**Given records**
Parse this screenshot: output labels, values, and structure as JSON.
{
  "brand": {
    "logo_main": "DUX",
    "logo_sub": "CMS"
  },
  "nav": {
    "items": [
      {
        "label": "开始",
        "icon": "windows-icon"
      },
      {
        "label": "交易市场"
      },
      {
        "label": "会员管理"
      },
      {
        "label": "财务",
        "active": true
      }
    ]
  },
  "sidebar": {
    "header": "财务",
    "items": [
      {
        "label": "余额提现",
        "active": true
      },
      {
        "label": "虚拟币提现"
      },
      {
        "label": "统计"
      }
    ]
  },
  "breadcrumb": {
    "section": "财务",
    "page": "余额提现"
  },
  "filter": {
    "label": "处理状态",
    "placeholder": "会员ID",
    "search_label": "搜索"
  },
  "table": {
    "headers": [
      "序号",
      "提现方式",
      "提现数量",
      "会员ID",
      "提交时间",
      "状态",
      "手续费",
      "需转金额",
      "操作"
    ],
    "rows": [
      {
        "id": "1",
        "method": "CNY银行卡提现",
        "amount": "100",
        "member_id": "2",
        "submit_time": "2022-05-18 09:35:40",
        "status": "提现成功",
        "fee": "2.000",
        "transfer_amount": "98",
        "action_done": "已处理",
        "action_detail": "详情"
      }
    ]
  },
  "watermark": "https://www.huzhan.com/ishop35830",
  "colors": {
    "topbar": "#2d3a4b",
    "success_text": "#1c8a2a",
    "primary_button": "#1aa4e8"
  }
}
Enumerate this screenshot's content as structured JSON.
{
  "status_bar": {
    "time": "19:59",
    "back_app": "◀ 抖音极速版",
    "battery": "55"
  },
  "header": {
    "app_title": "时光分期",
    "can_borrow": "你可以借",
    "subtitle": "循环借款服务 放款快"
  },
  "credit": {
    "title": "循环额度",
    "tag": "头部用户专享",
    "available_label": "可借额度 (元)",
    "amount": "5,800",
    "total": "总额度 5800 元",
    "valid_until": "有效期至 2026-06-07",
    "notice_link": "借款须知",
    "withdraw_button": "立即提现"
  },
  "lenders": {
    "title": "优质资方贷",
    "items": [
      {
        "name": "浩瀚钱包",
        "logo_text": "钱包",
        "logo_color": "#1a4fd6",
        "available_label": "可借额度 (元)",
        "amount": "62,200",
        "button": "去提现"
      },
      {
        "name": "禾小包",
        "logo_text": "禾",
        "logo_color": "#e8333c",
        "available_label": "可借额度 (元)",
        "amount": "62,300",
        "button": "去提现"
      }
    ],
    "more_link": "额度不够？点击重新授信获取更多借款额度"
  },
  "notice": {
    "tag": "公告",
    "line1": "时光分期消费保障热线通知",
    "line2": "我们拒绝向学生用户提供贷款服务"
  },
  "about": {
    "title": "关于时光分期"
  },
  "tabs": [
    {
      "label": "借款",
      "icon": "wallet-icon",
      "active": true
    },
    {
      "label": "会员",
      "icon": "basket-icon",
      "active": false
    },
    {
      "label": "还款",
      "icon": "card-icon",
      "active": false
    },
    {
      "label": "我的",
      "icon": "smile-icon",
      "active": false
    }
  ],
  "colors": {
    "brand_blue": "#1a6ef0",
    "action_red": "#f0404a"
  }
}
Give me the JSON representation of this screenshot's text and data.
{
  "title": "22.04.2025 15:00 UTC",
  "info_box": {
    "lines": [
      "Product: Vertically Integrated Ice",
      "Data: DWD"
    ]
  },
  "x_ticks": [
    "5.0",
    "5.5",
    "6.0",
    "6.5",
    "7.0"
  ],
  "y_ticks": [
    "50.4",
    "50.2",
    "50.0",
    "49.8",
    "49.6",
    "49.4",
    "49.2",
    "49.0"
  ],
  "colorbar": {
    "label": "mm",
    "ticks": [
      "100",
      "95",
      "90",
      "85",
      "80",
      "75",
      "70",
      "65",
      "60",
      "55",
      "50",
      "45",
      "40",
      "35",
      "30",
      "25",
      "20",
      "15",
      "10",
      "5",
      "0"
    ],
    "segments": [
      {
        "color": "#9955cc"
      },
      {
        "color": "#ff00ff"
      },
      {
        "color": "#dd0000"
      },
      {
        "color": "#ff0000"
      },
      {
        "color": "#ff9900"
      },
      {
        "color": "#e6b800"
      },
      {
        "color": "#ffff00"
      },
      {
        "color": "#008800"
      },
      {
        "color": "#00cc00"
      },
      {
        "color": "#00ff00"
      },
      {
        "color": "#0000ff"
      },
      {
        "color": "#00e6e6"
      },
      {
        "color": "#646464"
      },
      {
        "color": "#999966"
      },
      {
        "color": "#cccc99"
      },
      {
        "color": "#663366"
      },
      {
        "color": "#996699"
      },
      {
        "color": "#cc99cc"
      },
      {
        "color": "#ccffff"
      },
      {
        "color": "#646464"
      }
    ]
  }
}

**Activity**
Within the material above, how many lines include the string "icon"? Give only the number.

**Your response**
5